"Joe," she asked him. "Who is this?"
"This is us, Mom," he told her. "That's me."
"Oh!" she said, "This is very good."
—David Bevan, July 2015
METZ is a Noise Punk / Grunge band from Toronto (Ontario), Canada, formed in 2008.
As Detroit continues its seemingly irreversible slide into the tar pits of economical despair, new traditionalists Tyvek have unashamedly taken the reins and harnessed the ambition to keep their slurred and manically refreshing noise pop bouncing around the skulls of everyone still breathing in the real, uncategorizible fumes of the original new wave. With an already impressive trail of essential releases left behind them, including last year's debut album and an infinitesimal stream of "tour-only" CDRs, the band seems to always be evolving, yet never straying far from the original cacophony that earned them a spot in the hallowed halls of modern punk's elite erratics.
And as dynamically diverse as Tyvek's recordings have become, their live set also seems to shift dramatically with each new appearance, ranging from a monstrous five piece to the currently stripped-down three-piece that easily gets the job done without sacrificing any of the intensity or brazen brevity that's earned them their fanatical following. With relentless touring, razor-esque songwriting and the ability to adapt to their surroundings without resistance, it's no wonder why they're so adept at captivating the off-center sounds of bygone-era DIY scrapings and spinning it into gold, all without ever really showing any influence of the Detroit "sound" that's known the world over.
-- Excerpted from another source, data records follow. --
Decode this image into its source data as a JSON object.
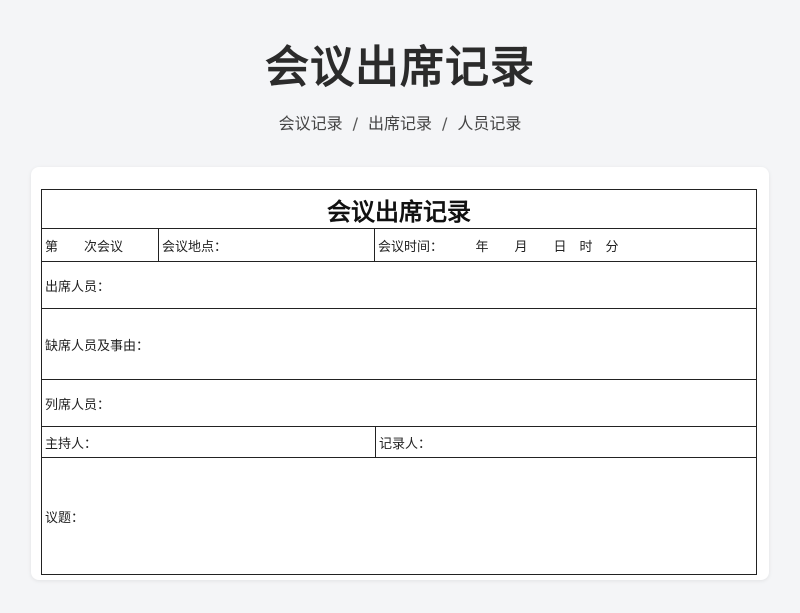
{
  "header": {
    "title": "会议出席记录",
    "breadcrumb": [
      "会议记录",
      "出席记录",
      "人员记录"
    ]
  },
  "form": {
    "title": "会议出席记录",
    "meeting_number": "第　　次会议",
    "meeting_location": "会议地点：",
    "meeting_time": "会议时间：　　　年　　月　　日　时　分",
    "attendees": "出席人员：",
    "absentees": "缺席人员及事由：",
    "observers": "列席人员：",
    "host": "主持人：",
    "recorder": "记录人：",
    "topic": "议题："
  }
}
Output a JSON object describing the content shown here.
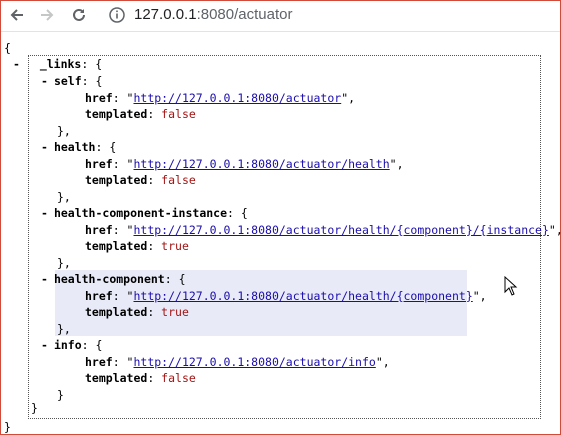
{
  "browser": {
    "url_host": "127.0.0.1",
    "url_rest": ":8080/actuator"
  },
  "json_view": {
    "open_brace": "{",
    "close_brace": "}",
    "links_key": "_links",
    "entries": [
      {
        "key": "self",
        "href": "http://127.0.0.1:8080/actuator",
        "templated": "false"
      },
      {
        "key": "health",
        "href": "http://127.0.0.1:8080/actuator/health",
        "templated": "false"
      },
      {
        "key": "health-component-instance",
        "href": "http://127.0.0.1:8080/actuator/health/{component}/{instance}",
        "templated": "true"
      },
      {
        "key": "health-component",
        "href": "http://127.0.0.1:8080/actuator/health/{component}",
        "templated": "true"
      },
      {
        "key": "info",
        "href": "http://127.0.0.1:8080/actuator/info",
        "templated": "false"
      }
    ],
    "labels": {
      "toggle": "-",
      "href": "href",
      "templated": "templated"
    },
    "colors": {
      "link": "#1a0dab",
      "bool": "#a31515",
      "highlight": "#e8ebf7"
    }
  }
}
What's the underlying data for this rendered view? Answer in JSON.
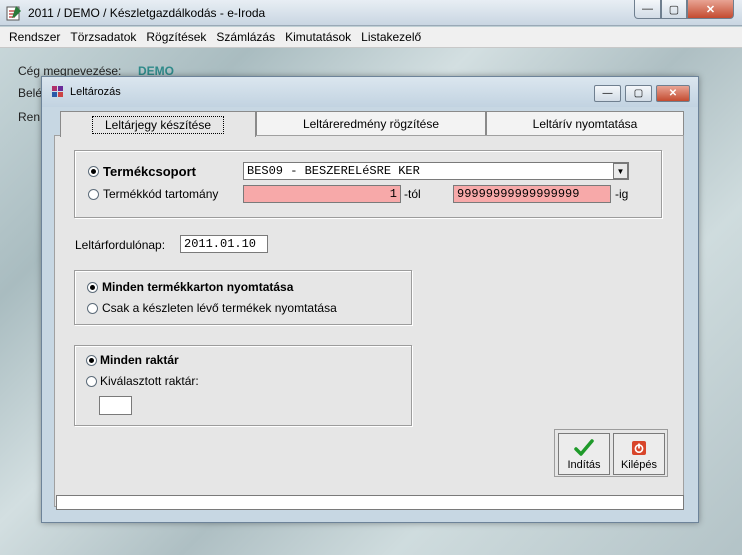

This trait alone deserves massive respect and forges their creativity in a unique light, as pioneers and as individuals who set forth to create their own thing in their own time, and in essence, are clearly executing some of the most exciting sounds in underground music today.
It’s been a while since the world heard any recordings from Detroit electropunk pioneers Adam Lee Miller and Nicola Kuperus, it’s true, but that’s because the restlessly creative duo have been busy with other projects: a film trilogy, a soundtrack and an epic home renovation. Since the world last heard an ADULT. record 2008’s Let’s Feel Bad Together EP the duo have been exploring the audio/visual aspect of their work, creating a 113-minute trilogy of horror films called the Three Grace(s) triptych. The films were completed in late 2010, screened at the Distrital Film Festival in Mexico City and the CIMM Festival in Chicago, and the Detroit Institute of Arts and the Anthology Film Archives. It’s notable that the duo’s interest in audiovisual work grew out of the evolving visual aspect of ADULT. They collaborated on several music videos, which led them to experimenting with short films and 2012 sees them come full circle back to the studio: they have a double A-side single of cover versions due out November 6th and more new material in the pipeline. Still, Miller’s keen to note that this isn’t the only music they’ve been making. “We’ve always been recording music,” he says. “Our films have original soundtracks from start to finish: that’s a total of 1 hour and 51 minutes of music for the three films we have made in the last four years. And these soundtracks are recorded, they are just not released yet!” At the same time, though, he’s happy to be back to focusing on putting out records as he explains, “What brought us back to music releases was the simple fact that we finally got our visual side and our audible sides balanced again.” And with everything in equilibrium again, we’ll be hearing a lot more of ADULT. in the near future.